■ **Task to complete**: Would you mind restating all of the records word for word, skipping the pictures?

[App and web page records]

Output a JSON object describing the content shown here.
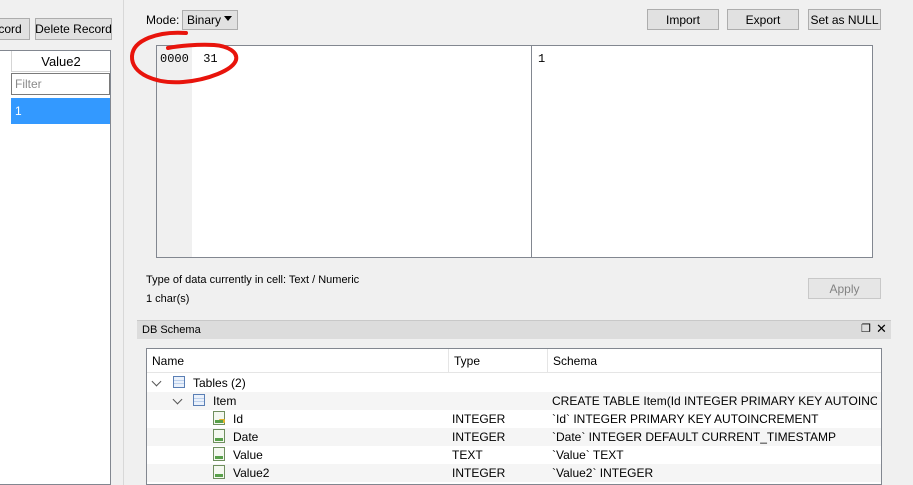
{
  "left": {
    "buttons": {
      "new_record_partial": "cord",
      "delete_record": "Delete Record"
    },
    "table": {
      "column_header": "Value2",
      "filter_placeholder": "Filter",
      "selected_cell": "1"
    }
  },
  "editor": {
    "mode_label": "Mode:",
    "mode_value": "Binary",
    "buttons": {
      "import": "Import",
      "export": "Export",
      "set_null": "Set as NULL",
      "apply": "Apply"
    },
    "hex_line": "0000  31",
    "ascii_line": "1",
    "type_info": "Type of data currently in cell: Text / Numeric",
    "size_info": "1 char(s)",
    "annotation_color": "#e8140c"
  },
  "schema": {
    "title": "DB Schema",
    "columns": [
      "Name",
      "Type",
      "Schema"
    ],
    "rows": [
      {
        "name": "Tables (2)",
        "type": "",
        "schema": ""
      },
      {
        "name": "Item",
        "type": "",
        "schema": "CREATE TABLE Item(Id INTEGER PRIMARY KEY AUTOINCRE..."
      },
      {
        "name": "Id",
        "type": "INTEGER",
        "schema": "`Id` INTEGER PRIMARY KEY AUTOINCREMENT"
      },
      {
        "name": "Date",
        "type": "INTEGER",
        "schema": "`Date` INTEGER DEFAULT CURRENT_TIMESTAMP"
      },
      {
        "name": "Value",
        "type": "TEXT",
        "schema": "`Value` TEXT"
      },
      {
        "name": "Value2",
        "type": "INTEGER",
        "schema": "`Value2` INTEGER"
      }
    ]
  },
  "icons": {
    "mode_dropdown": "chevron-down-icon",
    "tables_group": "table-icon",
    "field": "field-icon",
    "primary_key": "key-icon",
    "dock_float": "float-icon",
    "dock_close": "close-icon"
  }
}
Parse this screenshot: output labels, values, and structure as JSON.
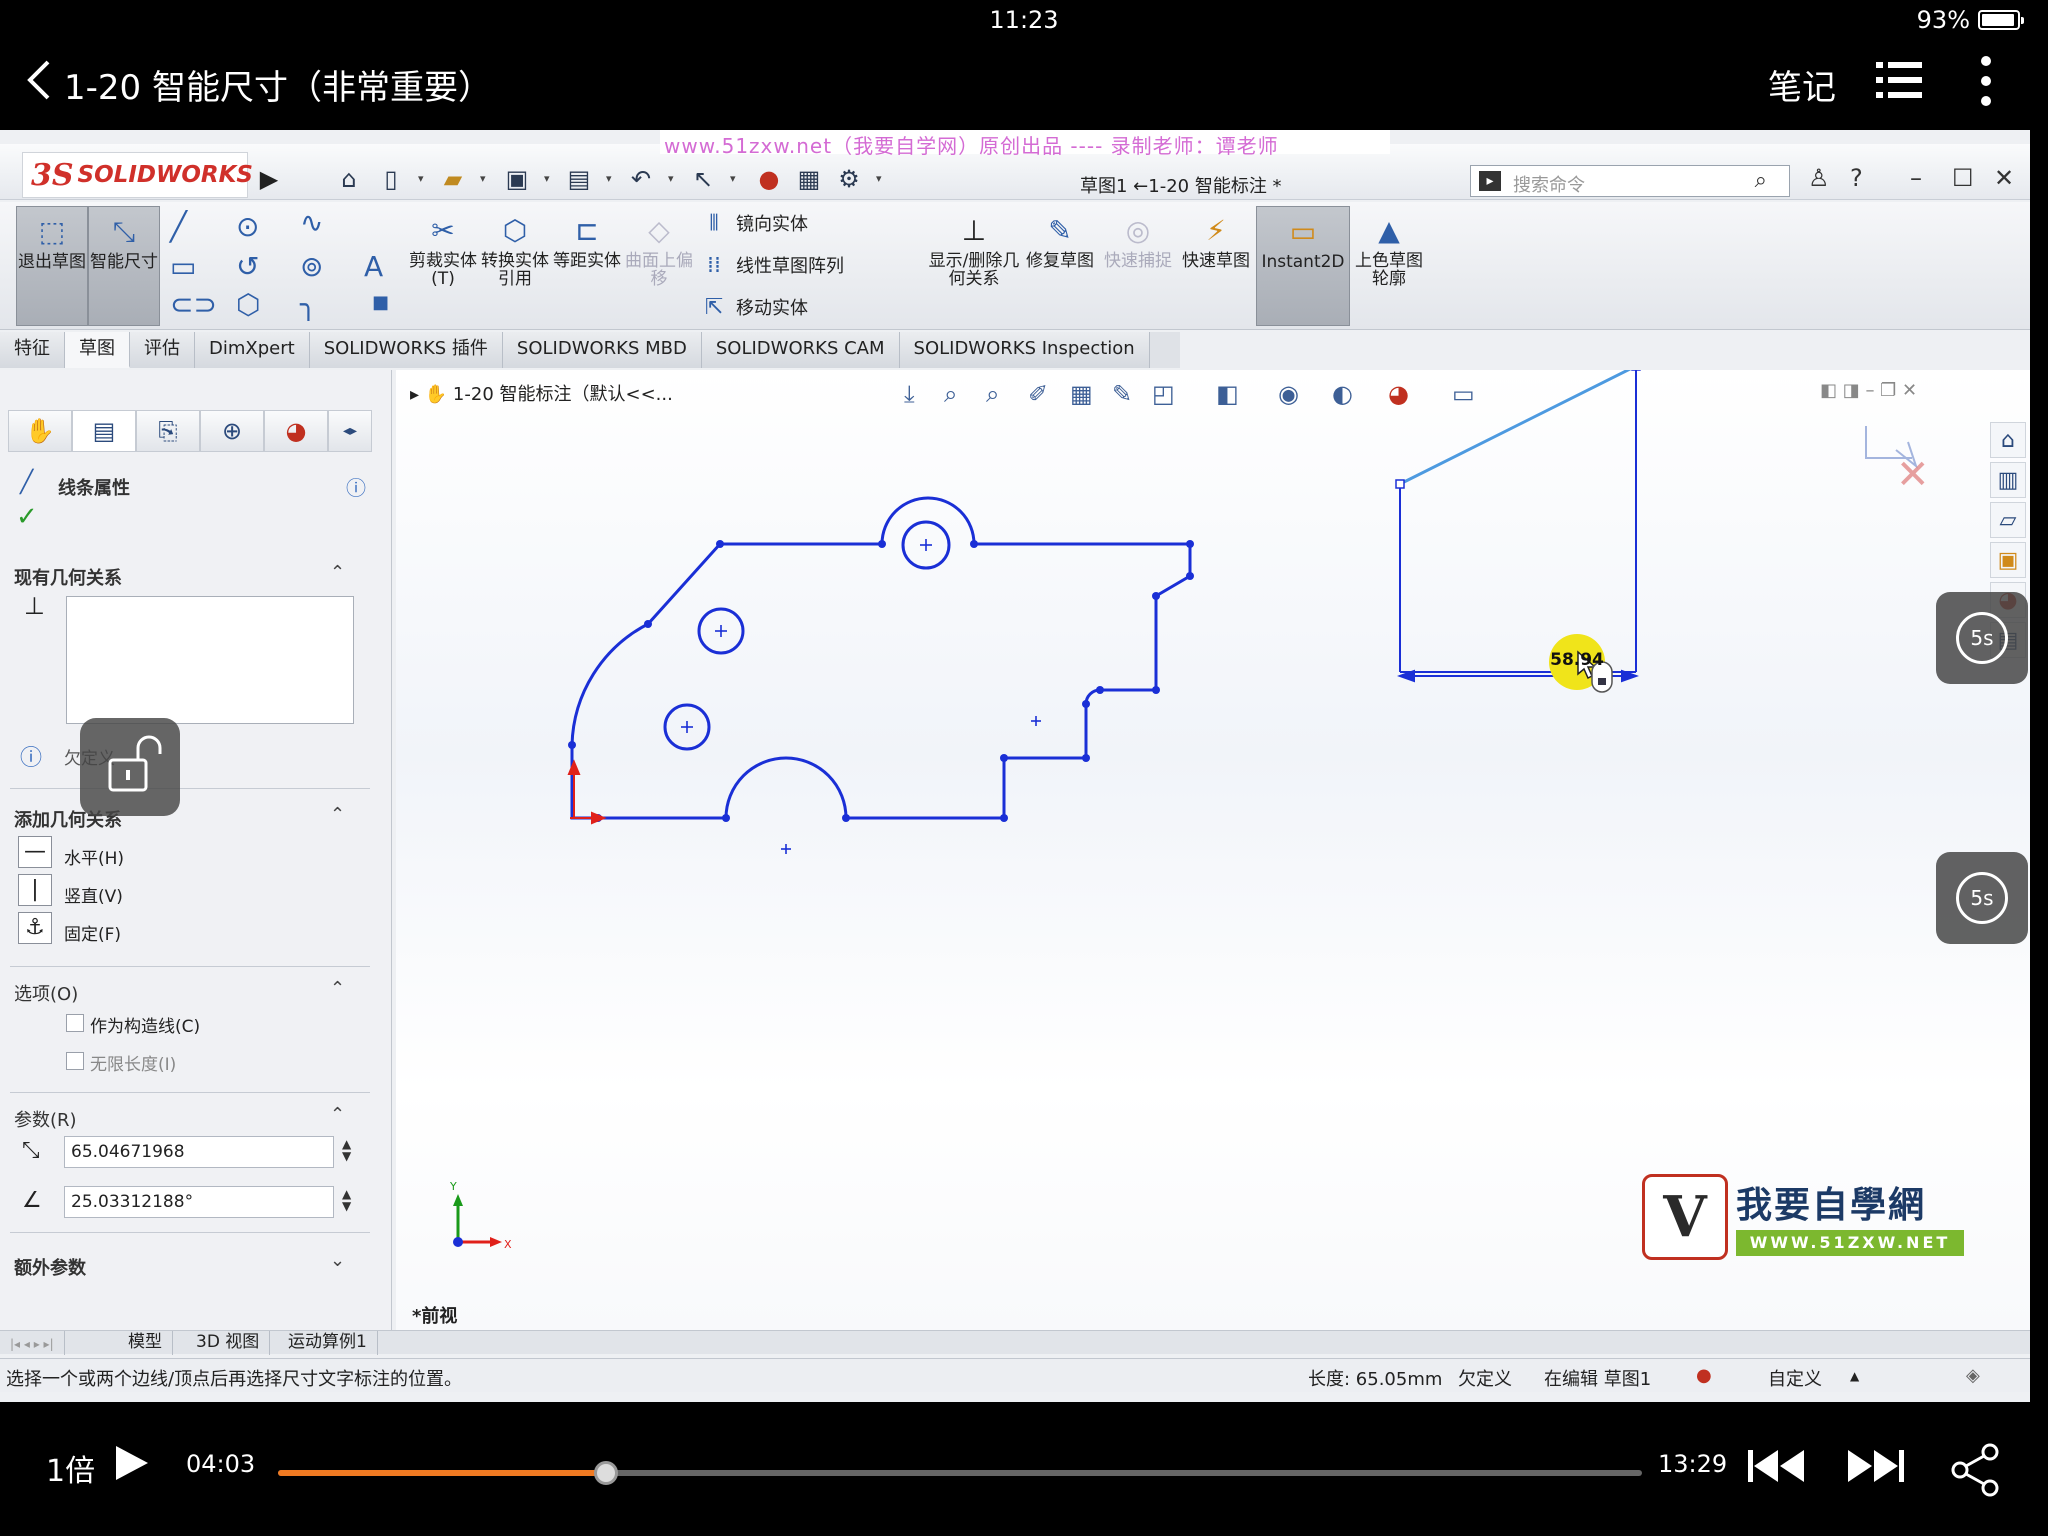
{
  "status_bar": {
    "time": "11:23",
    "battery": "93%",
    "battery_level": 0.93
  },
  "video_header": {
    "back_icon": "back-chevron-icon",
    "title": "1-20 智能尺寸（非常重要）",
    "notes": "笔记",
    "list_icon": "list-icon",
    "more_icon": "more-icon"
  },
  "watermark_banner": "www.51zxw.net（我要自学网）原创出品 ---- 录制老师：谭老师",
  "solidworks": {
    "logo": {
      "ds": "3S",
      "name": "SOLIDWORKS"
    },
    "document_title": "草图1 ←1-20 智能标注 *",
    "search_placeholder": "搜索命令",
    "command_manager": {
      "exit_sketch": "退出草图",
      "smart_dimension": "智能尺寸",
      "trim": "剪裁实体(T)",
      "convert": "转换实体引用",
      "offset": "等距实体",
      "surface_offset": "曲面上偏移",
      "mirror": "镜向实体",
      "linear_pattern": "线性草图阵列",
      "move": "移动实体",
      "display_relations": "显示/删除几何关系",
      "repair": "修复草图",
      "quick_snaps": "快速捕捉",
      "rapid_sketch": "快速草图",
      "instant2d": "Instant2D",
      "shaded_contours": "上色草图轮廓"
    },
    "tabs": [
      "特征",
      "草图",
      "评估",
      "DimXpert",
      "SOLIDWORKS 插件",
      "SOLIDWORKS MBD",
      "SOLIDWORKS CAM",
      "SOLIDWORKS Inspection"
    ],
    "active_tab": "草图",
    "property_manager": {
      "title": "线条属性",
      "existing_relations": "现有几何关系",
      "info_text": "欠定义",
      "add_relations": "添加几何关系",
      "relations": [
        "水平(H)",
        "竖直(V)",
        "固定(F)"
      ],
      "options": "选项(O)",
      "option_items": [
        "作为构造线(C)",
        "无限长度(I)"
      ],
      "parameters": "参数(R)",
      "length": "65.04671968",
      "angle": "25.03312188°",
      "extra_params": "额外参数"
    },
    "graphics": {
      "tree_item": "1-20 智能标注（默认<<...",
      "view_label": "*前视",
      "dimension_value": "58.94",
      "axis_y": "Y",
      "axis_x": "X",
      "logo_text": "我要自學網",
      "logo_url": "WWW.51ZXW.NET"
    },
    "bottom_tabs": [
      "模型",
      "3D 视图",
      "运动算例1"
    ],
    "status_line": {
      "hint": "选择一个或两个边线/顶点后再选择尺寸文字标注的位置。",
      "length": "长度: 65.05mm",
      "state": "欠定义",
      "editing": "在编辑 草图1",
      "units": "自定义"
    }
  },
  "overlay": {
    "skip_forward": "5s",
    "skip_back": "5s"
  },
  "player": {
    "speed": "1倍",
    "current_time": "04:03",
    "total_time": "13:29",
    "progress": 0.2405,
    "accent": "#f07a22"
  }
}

■ **Task result**:
Output a JSON object describing the content shown here.
{
  "left": {
    "buttons": {
      "new_record_partial": "cord",
      "delete_record": "Delete Record"
    },
    "table": {
      "column_header": "Value2",
      "filter_placeholder": "Filter",
      "selected_cell": "1"
    }
  },
  "editor": {
    "mode_label": "Mode:",
    "mode_value": "Binary",
    "buttons": {
      "import": "Import",
      "export": "Export",
      "set_null": "Set as NULL",
      "apply": "Apply"
    },
    "hex_line": "0000  31",
    "ascii_line": "1",
    "type_info": "Type of data currently in cell: Text / Numeric",
    "size_info": "1 char(s)",
    "annotation_color": "#e8140c"
  },
  "schema": {
    "title": "DB Schema",
    "columns": [
      "Name",
      "Type",
      "Schema"
    ],
    "rows": [
      {
        "name": "Tables (2)",
        "type": "",
        "schema": ""
      },
      {
        "name": "Item",
        "type": "",
        "schema": "CREATE TABLE Item(Id INTEGER PRIMARY KEY AUTOINCRE..."
      },
      {
        "name": "Id",
        "type": "INTEGER",
        "schema": "`Id` INTEGER PRIMARY KEY AUTOINCREMENT"
      },
      {
        "name": "Date",
        "type": "INTEGER",
        "schema": "`Date` INTEGER DEFAULT CURRENT_TIMESTAMP"
      },
      {
        "name": "Value",
        "type": "TEXT",
        "schema": "`Value` TEXT"
      },
      {
        "name": "Value2",
        "type": "INTEGER",
        "schema": "`Value2` INTEGER"
      }
    ]
  },
  "icons": {
    "mode_dropdown": "chevron-down-icon",
    "tables_group": "table-icon",
    "field": "field-icon",
    "primary_key": "key-icon",
    "dock_float": "float-icon",
    "dock_close": "close-icon"
  }
}
Parse this screenshot: output labels, values, and structure as JSON.
{
  "status_bar": {
    "time": "11:23",
    "battery": "93%",
    "battery_level": 0.93
  },
  "video_header": {
    "back_icon": "back-chevron-icon",
    "title": "1-20 智能尺寸（非常重要）",
    "notes": "笔记",
    "list_icon": "list-icon",
    "more_icon": "more-icon"
  },
  "watermark_banner": "www.51zxw.net（我要自学网）原创出品 ---- 录制老师：谭老师",
  "solidworks": {
    "logo": {
      "ds": "3S",
      "name": "SOLIDWORKS"
    },
    "document_title": "草图1 ←1-20 智能标注 *",
    "search_placeholder": "搜索命令",
    "command_manager": {
      "exit_sketch": "退出草图",
      "smart_dimension": "智能尺寸",
      "trim": "剪裁实体(T)",
      "convert": "转换实体引用",
      "offset": "等距实体",
      "surface_offset": "曲面上偏移",
      "mirror": "镜向实体",
      "linear_pattern": "线性草图阵列",
      "move": "移动实体",
      "display_relations": "显示/删除几何关系",
      "repair": "修复草图",
      "quick_snaps": "快速捕捉",
      "rapid_sketch": "快速草图",
      "instant2d": "Instant2D",
      "shaded_contours": "上色草图轮廓"
    },
    "tabs": [
      "特征",
      "草图",
      "评估",
      "DimXpert",
      "SOLIDWORKS 插件",
      "SOLIDWORKS MBD",
      "SOLIDWORKS CAM",
      "SOLIDWORKS Inspection"
    ],
    "active_tab": "草图",
    "property_manager": {
      "title": "线条属性",
      "existing_relations": "现有几何关系",
      "info_text": "欠定义",
      "add_relations": "添加几何关系",
      "relations": [
        "水平(H)",
        "竖直(V)",
        "固定(F)"
      ],
      "options": "选项(O)",
      "option_items": [
        "作为构造线(C)",
        "无限长度(I)"
      ],
      "parameters": "参数(R)",
      "length": "65.04671968",
      "angle": "25.03312188°",
      "extra_params": "额外参数"
    },
    "graphics": {
      "tree_item": "1-20 智能标注（默认<<...",
      "view_label": "*前视",
      "dimension_value": "58.94",
      "axis_y": "Y",
      "axis_x": "X",
      "logo_text": "我要自學網",
      "logo_url": "WWW.51ZXW.NET"
    },
    "bottom_tabs": [
      "模型",
      "3D 视图",
      "运动算例1"
    ],
    "status_line": {
      "hint": "选择一个或两个边线/顶点后再选择尺寸文字标注的位置。",
      "length": "长度: 65.05mm",
      "state": "欠定义",
      "editing": "在编辑 草图1",
      "units": "自定义"
    }
  },
  "overlay": {
    "skip_forward": "5s",
    "skip_back": "5s"
  },
  "player": {
    "speed": "1倍",
    "current_time": "04:03",
    "total_time": "13:29",
    "progress": 0.2405,
    "accent": "#f07a22"
  }
}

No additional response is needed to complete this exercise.